As for lawyers and such, if you die, without a will, the courts typically will get involved, unless you're survived by a surviving spouse (who is presumed to take everything). You don't need to specify each gun by name. You can simply say, all of my firearms are to go to X upon my death. You may have an agreement with him, or a handshake to give them to your kids, but if you want things held in trust for your kids, the court will have to inventory these things so that your kids can sue this person if he should, say, sell the guns to pay of his credit-cards. (The court may inventory everything anyway, with or without a will so that, for example, your estate's debts can be paid off). There's obviously no legal way to make an illegal contract not to give up the guns in the event of a ban.
Link Posted: 6/10/2003 4:01:02 PM EDT
Can you set up a trust in your state to hold property?
Link Posted: 6/10/2003 5:04:21 PM EDT
A trust to hold, disburse, manage property can be had in every state. The problem is that most any legal mechanism to transfer property involves putting oneself on the radar. Why can't you talk to your wife about this situation and explain to her what you want? I mean, she is supposed to be your best friend, most trusted advisor, etc.
Link Posted: 6/10/2003 11:19:38 PM EDT
My .02... My Dad started me shooting/hunting when I was [b]VERY VERY[/b] young (read a woman would divorce you these days if you did it that young!)... You said the first two are 7 & 4. [i]IF[/i], IMHO, you are [b]insuring[/b] their mentality to be like minded to yours, [b]AND[/b] you have picked your friends so that birds of a feather drink beer together, your solution is within reach. Your 7 yr old is already old enough to understand, shoot, respect firearms and cherish the generational value they can hold. "[i]This was my Dads gun[/i]". My Dad still has one that was my Grandpas, who got it from HIS Dad. I knew about that rifle from the time I Was a little kid, and knew the intrinsic value of it. The 4 yr old is old enough to shoot (supervised) and begin to learn responsibility and the proud American pro gun culture. I will assume you may wanna at least wait a Birthday or two on the baby (read able to piss on his own and without diapers)[;)] My Dad instilled my charachter into me, despite my antigun Mothers wishes. She fought it kicking and screaming, he won (easily). A man and his son and a gun are a natural thing of beauty. I gues I would liken it to the [i]freshness commercial[/i] between women. You give them the mentality, frame of mind and charachter. Even if you meet your maker tonight, make sure the oldest one has it, and passes it on to the others. Your BEST friend can be the holder, and a God Father if the worst comes to fruition. Keep It Simple...Cassidy...Its right there.... May the force be with you....[8D]
Link Posted: 6/11/2003 4:17:19 AM EDT
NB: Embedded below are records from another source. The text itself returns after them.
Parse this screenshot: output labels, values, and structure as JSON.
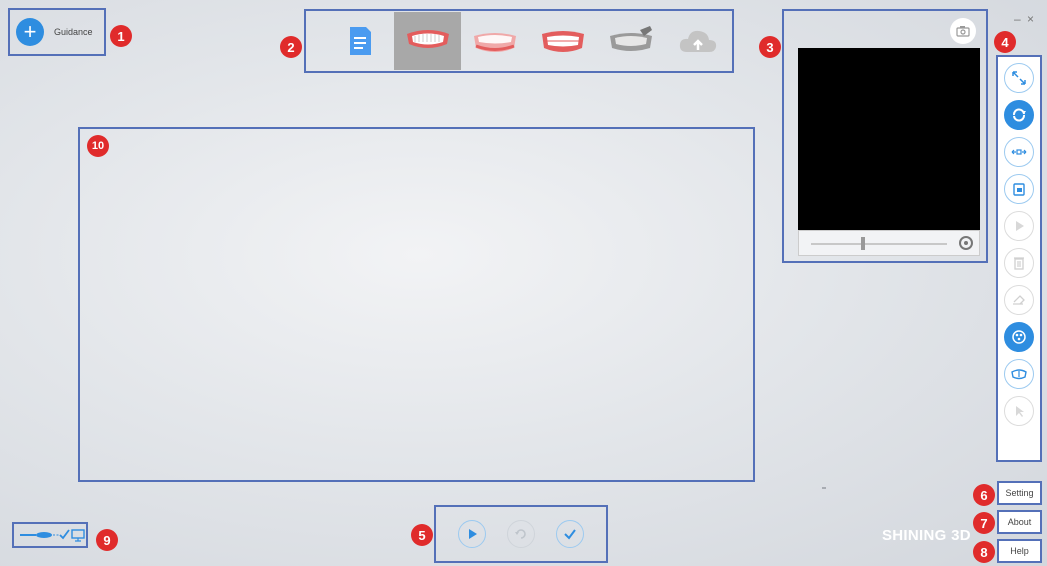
{
  "guidance": {
    "label": "Guidance",
    "badge": "1"
  },
  "toolbar": {
    "badge": "2",
    "items": [
      {
        "name": "order-notes-icon"
      },
      {
        "name": "upper-jaw-icon",
        "active": true
      },
      {
        "name": "lower-jaw-icon"
      },
      {
        "name": "occlusion-icon"
      },
      {
        "name": "edit-model-icon"
      },
      {
        "name": "cloud-upload-icon"
      }
    ]
  },
  "camera_panel": {
    "badge": "3",
    "snapshot_icon": "camera-icon"
  },
  "window_controls": {
    "minimize": "–",
    "close": "×"
  },
  "sidebar": {
    "badge": "4",
    "tools": [
      "fit-view-icon",
      "rotate-icon",
      "pan-icon",
      "lock-icon",
      "play-icon",
      "delete-icon",
      "eraser-icon",
      "texture-icon",
      "jaw-view-icon",
      "select-icon"
    ]
  },
  "bottom_controls": {
    "badge": "5"
  },
  "buttons": {
    "setting": {
      "label": "Setting",
      "badge": "6"
    },
    "about": {
      "label": "About",
      "badge": "7"
    },
    "help": {
      "label": "Help",
      "badge": "8"
    }
  },
  "status": {
    "badge": "9"
  },
  "main_view": {
    "badge": "10"
  },
  "brand": "SHINING 3D",
  "colors": {
    "accent": "#2e8de0",
    "annotation_border": "#5470b8",
    "badge": "#e02b2b"
  }
}
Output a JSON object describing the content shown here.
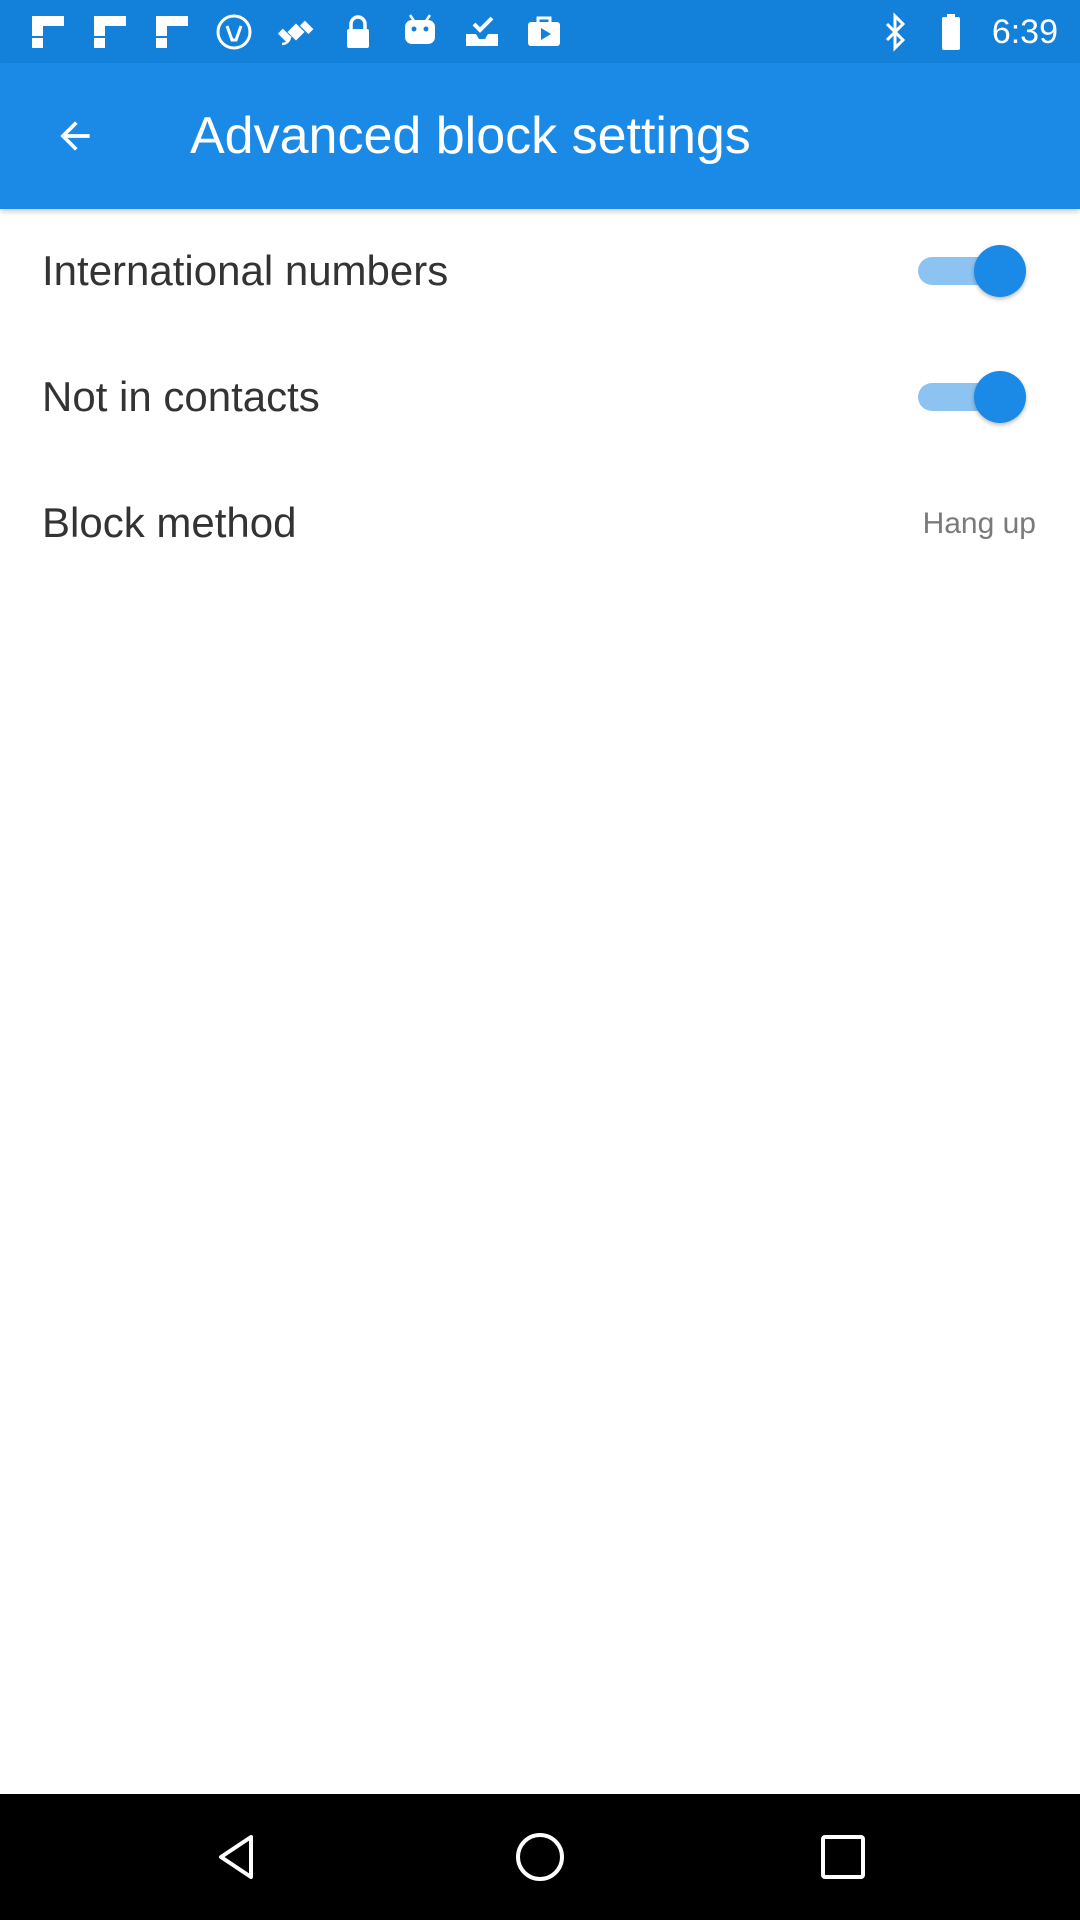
{
  "status_bar": {
    "time": "6:39",
    "left_icons": [
      "flipboard-icon",
      "flipboard-icon",
      "flipboard-icon",
      "wifi-access-icon",
      "fake-gps-icon",
      "lock-icon",
      "android-icon",
      "inbox-check-icon",
      "briefcase-icon"
    ],
    "right_icons": [
      "bluetooth-icon",
      "battery-icon"
    ]
  },
  "app_bar": {
    "title": "Advanced block settings",
    "color": "#1a8ae6"
  },
  "settings": [
    {
      "label": "International numbers",
      "type": "toggle",
      "checked": true
    },
    {
      "label": "Not in contacts",
      "type": "toggle",
      "checked": true
    },
    {
      "label": "Block method",
      "type": "value",
      "value": "Hang up"
    }
  ],
  "nav_bar": {
    "buttons": [
      "back-triangle-icon",
      "home-circle-icon",
      "recents-square-icon"
    ]
  }
}
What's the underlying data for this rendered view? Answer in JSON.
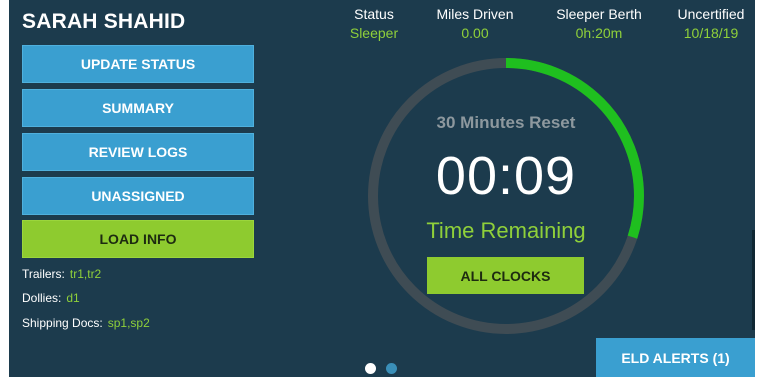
{
  "driver": {
    "name": "SARAH SHAHID"
  },
  "menu": {
    "update_status": "UPDATE STATUS",
    "summary": "SUMMARY",
    "review_logs": "REVIEW LOGS",
    "unassigned": "UNASSIGNED",
    "load_info": "LOAD INFO"
  },
  "load": {
    "trailers_label": "Trailers:",
    "trailers_value": "tr1,tr2",
    "dollies_label": "Dollies:",
    "dollies_value": "d1",
    "shipping_label": "Shipping Docs:",
    "shipping_value": "sp1,sp2"
  },
  "stats": {
    "status_label": "Status",
    "status_value": "Sleeper",
    "miles_label": "Miles Driven",
    "miles_value": "0.00",
    "sleeper_label": "Sleeper Berth",
    "sleeper_value": "0h:20m",
    "uncert_label": "Uncertified",
    "uncert_value": "10/18/19"
  },
  "clock": {
    "title": "30 Minutes Reset",
    "time": "00:09",
    "subtitle": "Time Remaining",
    "remaining_fraction": 0.3,
    "all_clocks_label": "ALL CLOCKS"
  },
  "alerts": {
    "label": "ELD ALERTS (1)"
  },
  "pager": {
    "pages": 2,
    "active": 1
  },
  "colors": {
    "background": "#1c3b4d",
    "primary_button": "#3a9fd0",
    "accent_green": "#8ecb2f",
    "progress_green": "#1fbf1f",
    "track": "#3f4c54"
  }
}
CassidyGT, Are you sick? Do you have a terminal illness? Did you commit a Felony? With children that young, it would stand to reason that you are also young yourself, and wouldn't want to ship off your guns! Balming
Link Posted: 6/11/2003 4:57:03 AM EDT
I am 37 and, as far as I know, in good health - mind and body..... well the body anyway. I was just thinking about what would happen if I got into a car wreck tomorrow or something crazy like that and it dawned on me that my boys would probably never get the guns I bought for them. I thought I should do something to ensure that they do get them - no matter what happens.
Link Posted: 6/11/2003 5:14:06 AM EDT
Originally Posted By CassidyGT: if I got into a car wreck tomorrow
View Quote
Since you work in Baltimore, it's more likely you'll get shot.
Top Top